The Mannheim musical language has an astounding richness and variety of possibilities of expression, achieved through, amongst other things, a large repertoire of emotive “melodic” figures, ranging from the energetic to the calming and soothing. This emotional range is further expanded by the fact that each key represents a different emotion, each piece therefore having a different emotional state or affect. According to mid-18th century sources, the keys appearing here represent the following affect: E flat - beautiful, majestic and honest, noble and ardent, the key of devotion, of intimate conversation with God, C major - lovely innocence, complete purity, state of nature, peace and tenderness, young joyful life, G major – pleasing, everything rustic, idyllic, and lyrical, every calm and satisfied passion, every tender gratitude for true friendship and faithful love, F major - expresses with ease and facility the most beautiful sentiments in the world – generosity, steadfastness, love or whatever stands high on the list of virtues; it has, as the French say, bonne grace.

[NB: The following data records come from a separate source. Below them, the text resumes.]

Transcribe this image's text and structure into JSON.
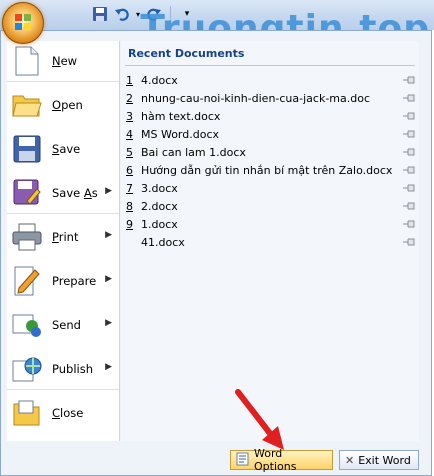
{
  "watermark": "Truongtin.top",
  "colors": {
    "accent": "#15428b",
    "menu_bg": "#eef3fa",
    "arrow": "#e02020",
    "options_bg": "#ffd36a"
  },
  "qat": {
    "items": [
      "save-icon",
      "undo-icon",
      "redo-icon",
      "customize-icon"
    ]
  },
  "left_menu": [
    {
      "label": "New",
      "mnemonic": "N",
      "icon": "new-document-icon",
      "has_arrow": false
    },
    {
      "label": "Open",
      "mnemonic": "O",
      "icon": "open-folder-icon",
      "has_arrow": false
    },
    {
      "label": "Save",
      "mnemonic": "S",
      "icon": "save-disk-icon",
      "has_arrow": false
    },
    {
      "label": "Save As",
      "mnemonic": "A",
      "icon": "save-as-icon",
      "has_arrow": true
    },
    {
      "label": "Print",
      "mnemonic": "P",
      "icon": "printer-icon",
      "has_arrow": true
    },
    {
      "label": "Prepare",
      "mnemonic": "E",
      "icon": "prepare-icon",
      "has_arrow": true
    },
    {
      "label": "Send",
      "mnemonic": "D",
      "icon": "send-icon",
      "has_arrow": true
    },
    {
      "label": "Publish",
      "mnemonic": "U",
      "icon": "publish-icon",
      "has_arrow": true
    },
    {
      "label": "Close",
      "mnemonic": "C",
      "icon": "close-folder-icon",
      "has_arrow": false
    }
  ],
  "recent": {
    "title": "Recent Documents",
    "documents": [
      {
        "num": "1",
        "name": "4.docx"
      },
      {
        "num": "2",
        "name": "nhung-cau-noi-kinh-dien-cua-jack-ma.doc"
      },
      {
        "num": "3",
        "name": "hàm text.docx"
      },
      {
        "num": "4",
        "name": "MS Word.docx"
      },
      {
        "num": "5",
        "name": "Bai can lam 1.docx"
      },
      {
        "num": "6",
        "name": "Hướng dẫn gửi tin nhắn bí mật trên Zalo.docx"
      },
      {
        "num": "7",
        "name": "3.docx"
      },
      {
        "num": "8",
        "name": "2.docx"
      },
      {
        "num": "9",
        "name": "1.docx"
      },
      {
        "num": "",
        "name": "41.docx"
      }
    ]
  },
  "buttons": {
    "word_options": "Word Options",
    "exit_word": "Exit Word"
  }
}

Through this recording we are very proud to present the second instalment in our Mannheim project. As we continue on our path exploring the repertoire, musical language, aesthetics and influences of the Mannheim court, we look forward to presenting following volumes in the series, and in doing so we continue to look up towards the shining example set by the eternally inspiring Mannheim style, described by Burney as: truly original and bold, “produced by an enthusiasm of genius, refined, but not repressed by cultivation.”

Simon Murphy, The Hague, January 2003.

Library and Research Credits:

This disc continues our working relationship with the Hessiche-Landes Bibliothek in Darmstadt, Germany (Richter C and E flat). The Darmstadt court library collection, compiled by Graupner in the first half of the 18th century, is one of the few collections of its kind in the world that still exists in its original form. The Mannheim manuscripts made for the Darmstadt court, many in copies in the hand of Graupner himself, give a fascinating and invaluable insight into how the emerging Mannheim aesthetic was seen by other musicians and musical courts in the mid-18th century. We are most grateful to the library for their friendly assistance in furnishing us with the necessary materials.

In our preparations for this recording, we also owe a debt of gratitude to others who have also been inspired by the Mannheim court, particularly to the groundbreaking research and cataloguing from early last century by H. Riemann, and to and others who have followed in his example more recently, such as R. Wurtz, E. Wolf and B. van Boer.